The Politically Incorrect Guide To Capitalism, by Robert P. Murphy
When I started reading this book it became increasingly obvious that the book was written by an anarcho-libertarian. This is not necessarily a bad thing , as I certainly have some good things to say about libertarian economic theory despite my disdain for it as a social philosophy. This book definitely fits the bill of being politically incorrect, but that is not necessarily a bad thing, even if some of the books the book recommends (including one by Thomas DiLorenzo) are not always the best to promote the author’s worldview or the massive claims that he makes for capitalism as a force for good, which is not the way it is generally viewed by contemporary commentators who trust in the bungling of bureaucrats far more than the invisible and subtle workings of free markets and people with a clear-eyed knowledge about their self-interest and what serves it best. This is a book that says a lot of things that I think many people simply find hard to accept, although I find it greatly humorous that the author tends to assume that the reader is going to be in the capitalist class, which I am not sure is something that can be said for me.

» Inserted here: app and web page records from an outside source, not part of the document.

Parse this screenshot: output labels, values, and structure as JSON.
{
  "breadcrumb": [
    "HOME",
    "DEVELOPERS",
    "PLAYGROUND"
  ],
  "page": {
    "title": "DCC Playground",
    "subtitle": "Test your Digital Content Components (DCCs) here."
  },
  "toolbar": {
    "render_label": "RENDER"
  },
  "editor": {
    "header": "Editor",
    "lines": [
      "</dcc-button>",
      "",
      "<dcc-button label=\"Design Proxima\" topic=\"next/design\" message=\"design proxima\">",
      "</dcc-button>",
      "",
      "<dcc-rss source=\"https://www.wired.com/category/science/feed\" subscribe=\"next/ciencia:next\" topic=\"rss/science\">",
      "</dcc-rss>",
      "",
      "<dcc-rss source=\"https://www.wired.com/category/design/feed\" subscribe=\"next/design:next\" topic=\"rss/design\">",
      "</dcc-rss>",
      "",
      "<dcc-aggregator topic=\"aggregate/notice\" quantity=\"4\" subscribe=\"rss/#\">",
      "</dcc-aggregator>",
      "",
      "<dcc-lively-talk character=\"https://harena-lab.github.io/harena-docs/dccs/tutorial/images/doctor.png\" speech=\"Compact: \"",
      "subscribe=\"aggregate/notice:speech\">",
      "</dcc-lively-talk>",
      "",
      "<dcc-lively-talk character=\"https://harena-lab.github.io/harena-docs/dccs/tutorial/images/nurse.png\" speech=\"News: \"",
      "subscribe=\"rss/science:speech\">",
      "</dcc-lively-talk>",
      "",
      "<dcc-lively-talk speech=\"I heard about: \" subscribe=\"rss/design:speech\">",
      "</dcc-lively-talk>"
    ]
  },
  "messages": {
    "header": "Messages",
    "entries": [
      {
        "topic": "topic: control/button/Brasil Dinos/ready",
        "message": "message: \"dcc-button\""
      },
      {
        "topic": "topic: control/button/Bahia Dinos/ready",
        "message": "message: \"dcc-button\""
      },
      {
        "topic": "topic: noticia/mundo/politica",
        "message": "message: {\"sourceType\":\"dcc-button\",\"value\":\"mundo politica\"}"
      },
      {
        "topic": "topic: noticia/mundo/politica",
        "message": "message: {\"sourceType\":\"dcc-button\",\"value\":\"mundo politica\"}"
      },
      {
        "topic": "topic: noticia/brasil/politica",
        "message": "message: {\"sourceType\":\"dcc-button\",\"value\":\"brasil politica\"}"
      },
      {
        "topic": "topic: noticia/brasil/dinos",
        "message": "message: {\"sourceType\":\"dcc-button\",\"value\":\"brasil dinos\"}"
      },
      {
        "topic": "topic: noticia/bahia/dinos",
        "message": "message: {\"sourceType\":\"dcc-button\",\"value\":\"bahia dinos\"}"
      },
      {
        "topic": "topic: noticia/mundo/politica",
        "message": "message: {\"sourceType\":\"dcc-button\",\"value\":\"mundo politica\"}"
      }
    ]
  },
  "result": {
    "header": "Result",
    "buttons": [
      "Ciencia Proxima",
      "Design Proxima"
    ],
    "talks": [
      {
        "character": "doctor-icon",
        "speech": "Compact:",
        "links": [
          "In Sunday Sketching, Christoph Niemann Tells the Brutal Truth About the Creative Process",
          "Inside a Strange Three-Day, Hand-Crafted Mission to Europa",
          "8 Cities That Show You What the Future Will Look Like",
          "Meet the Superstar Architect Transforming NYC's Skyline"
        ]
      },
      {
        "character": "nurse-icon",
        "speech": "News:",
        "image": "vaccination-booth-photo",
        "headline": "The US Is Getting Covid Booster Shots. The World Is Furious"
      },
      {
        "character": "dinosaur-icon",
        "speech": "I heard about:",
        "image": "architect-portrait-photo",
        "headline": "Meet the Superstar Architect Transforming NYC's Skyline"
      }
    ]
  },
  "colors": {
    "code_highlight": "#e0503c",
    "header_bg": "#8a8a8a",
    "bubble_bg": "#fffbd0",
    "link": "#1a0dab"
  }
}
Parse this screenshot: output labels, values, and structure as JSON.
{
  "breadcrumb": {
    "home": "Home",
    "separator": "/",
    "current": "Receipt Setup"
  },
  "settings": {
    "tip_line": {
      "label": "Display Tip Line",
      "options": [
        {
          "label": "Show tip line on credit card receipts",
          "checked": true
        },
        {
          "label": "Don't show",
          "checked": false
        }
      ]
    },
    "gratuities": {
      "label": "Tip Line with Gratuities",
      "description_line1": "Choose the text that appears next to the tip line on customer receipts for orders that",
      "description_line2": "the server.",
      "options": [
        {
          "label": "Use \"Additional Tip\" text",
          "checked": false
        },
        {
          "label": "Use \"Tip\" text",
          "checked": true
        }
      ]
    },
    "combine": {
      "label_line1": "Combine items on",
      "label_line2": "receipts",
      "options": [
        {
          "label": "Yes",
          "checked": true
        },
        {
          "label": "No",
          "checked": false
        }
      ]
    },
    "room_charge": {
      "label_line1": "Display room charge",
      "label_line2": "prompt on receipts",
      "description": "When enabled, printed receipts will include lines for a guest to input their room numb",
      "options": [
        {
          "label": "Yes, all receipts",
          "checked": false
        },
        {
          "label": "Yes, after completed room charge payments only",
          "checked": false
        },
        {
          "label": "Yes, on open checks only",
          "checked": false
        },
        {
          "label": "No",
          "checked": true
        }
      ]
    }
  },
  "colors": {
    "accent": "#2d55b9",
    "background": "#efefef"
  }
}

This book of less than 200 pages is divided into sixteen short chapters that explore different facets of capitalism, beginning with a quiz that seeks to convince the reader that they are a capitalist pig in a somewhat tongue-in-cheek kind of way. The contents o the book begin with a discussion of capitalism, profits, and entrepreneurs (1) and then move on to a discussion of the signaling value of prices in a market economy (2) and the problem with minimum wages and other misguided attempts to benefit labor (3). After this the author moves on to discuss the free market case against anti-discrimination laws by pointing out the penalties the free market gives to racists (4) and a somewhat counterintuitive discussion about slavery and government (5) as well as about the relationship between capitalism and the environment (6) and safety (7). After that the author talks about trade deficits and debts (8), money and banking (9), and the government role in depressions and economic cycles (10). After that the author takes on some sacred cows of popular government programs (11) as well as public transportation and the post office (12), the self-serving nature of many antitrust lawsuits (13), the downside of trade wars (14), as well as making money through foreign trade (15) and the value of the investor class (16).
By and large, even if I do not agree with everything the author says, there is a lot of value in what he says. In particular, I appreciate the way that the author gives a great deal of legitimacy to those who engage in the often politically unpopular role of being middlemen between suppliers and consumers whose behavior communicates signals to everyone else about issues of supply and demand that allows others to respond with a minimum of disruption. Ultimately, a lot of the concerns in this book boil down to a question of trust. Do we trust that people who are free to communicate their preferences and their feelings and their understanding through the market are going to do better than people attempting to direct the economic destiny of political communities that will inevitably bungle things? Do we see only what we intend to do with our policies, or do we have an eye to the implications and repercussions that we do, that which is unseen rather than only that which is seen? If the book prompts its readers to think more seriously about the distortions and problems that result from misguided attempts to control the economic behavior of others, then it will likely have done good work.
 See, for example: